She married Andrew Prior, gave birth to their sweet little boy and later her precious girl. She bore with silent stillness the news of those first reports from Jeanine Matthews that Abnegation were no longer selfless at all. The first attacks were small, harmless, tests for later use. She saw the simulation serum implemented for all testing. She saw it implemented in Dauntless training.
She stopped believing in 'faction before blood.'
She is well-practiced in the art of losing herself.
She could not do to her daughter what her mother did to her. She was selfish enough to shelter Beatrice and selfless enough to watch the growing Dauntless flame within her while letting it alone. Abnegation came easily to her first son, Caleb, but he was sharp. He listened to his father's words and turned toward Natalie with eyes that seemed to understand too much.
He would not choose to remain Abnegation.
Natalie's mother had believed that any faction was safer than Dauntless. Natalie was learning she was wrong.
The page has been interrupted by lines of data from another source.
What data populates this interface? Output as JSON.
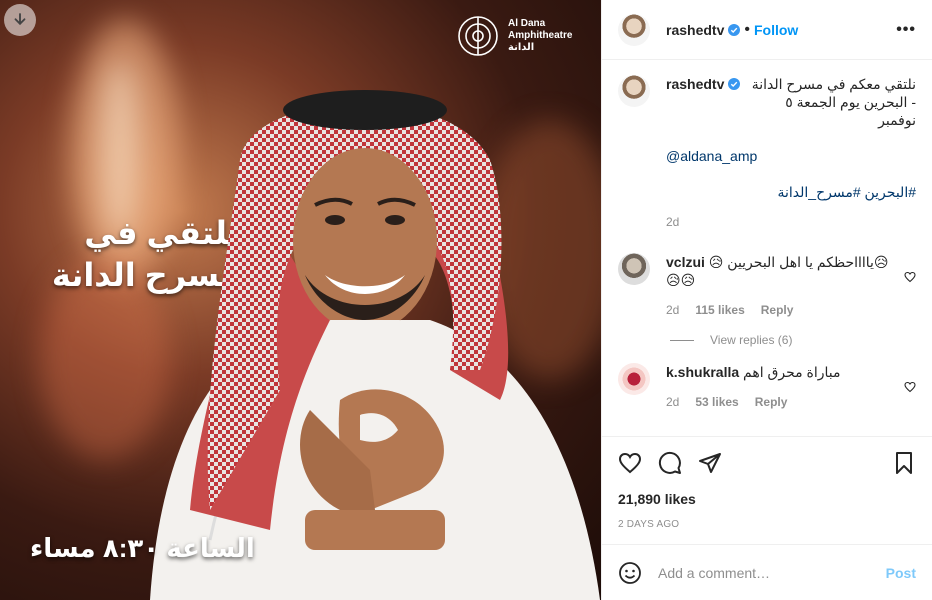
{
  "media": {
    "brand_en_1": "Al Dana",
    "brand_en_2": "Amphitheatre",
    "brand_ar": "الدانة",
    "headline_1": "نلتقي في",
    "headline_2": "مسرح الدانة",
    "time_text": "الساعة ٨:٣٠ مساء"
  },
  "header": {
    "username": "rashedtv",
    "follow_label": "Follow",
    "dot": "•",
    "more": "•••"
  },
  "caption": {
    "username": "rashedtv",
    "text": "نلتقي معكم في مسرح الدانة - البحرين يوم الجمعة ٥ نوفمبر",
    "mention": "@aldana_amp",
    "hashtags": "#البحرين #مسرح_الدانة",
    "time": "2d"
  },
  "comments": [
    {
      "username": "vclzui",
      "text": "😥يااااحظكم يا اهل البحريين 😥😥😥",
      "time": "2d",
      "likes": "115 likes",
      "reply": "Reply"
    },
    {
      "username": "k.shukralla",
      "text": "مباراة محرق اهم",
      "time": "2d",
      "likes": "53 likes",
      "reply": "Reply"
    }
  ],
  "view_replies": "View replies (6)",
  "likes_count": "21,890 likes",
  "posted_ago": "2 DAYS AGO",
  "add_comment": {
    "placeholder": "Add a comment…",
    "post_label": "Post"
  },
  "colors": {
    "link_blue": "#0095f6",
    "text": "#262626",
    "muted": "#8e8e8e"
  }
}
But Beatrice, sweet Beatrice, always trying so hard and unable to make her heart turn selfless as she wanted—Natalie would watch those eyes stray to the passing trains, to the shouts of the young Dauntless and know in her heart it was only a matter of time.
She heard of the problem with the testing and knew who had been sent home. But she was braver than her mother, more selfless than her mother. She did not pull Beatrice aside on her Choosing Day. She let her choose her own weapons for the battle up ahead.
"But I wanted you to make the choice on your own."
Andrew wept as no man ever should have to, and Natalie held him and consoled him for the loss of his entire life—his children. He had never told them how much more than the city they meant to him. He had never told them that his greatest fear since Marcus and Tobias was that he would suffer the same.
Look outside of yourself. She was not needed anymore, she realized. An acceptable loss in the bigger picture. Not for who she was, but for what she could do.
She became Andrew's comfort, his strength, his support. She pulled in all of the contacts she had built up over the years of being an Abnegation leader's wife, and kept tabs on her children as much as possible. She counted the days and watched the trains.
She had let Beatrice choose, but she had not let her go.
"...it was always my intention to save you."
She was brave. Brave enough to lead a dying faction. Brave enough to tell her only daughter about things she should never know about.
"We can't be confined to one way of thinking, and that terrifies our leaders. It means we can't be controlled. And it means that no matter what they do, we will always cause trouble for them."
She was brave enough to know that one of them would have to die, and selfless enough to know it would not be her daughter. Brave enough to let her daughter go.
"Be brave, Beatrice. I love you."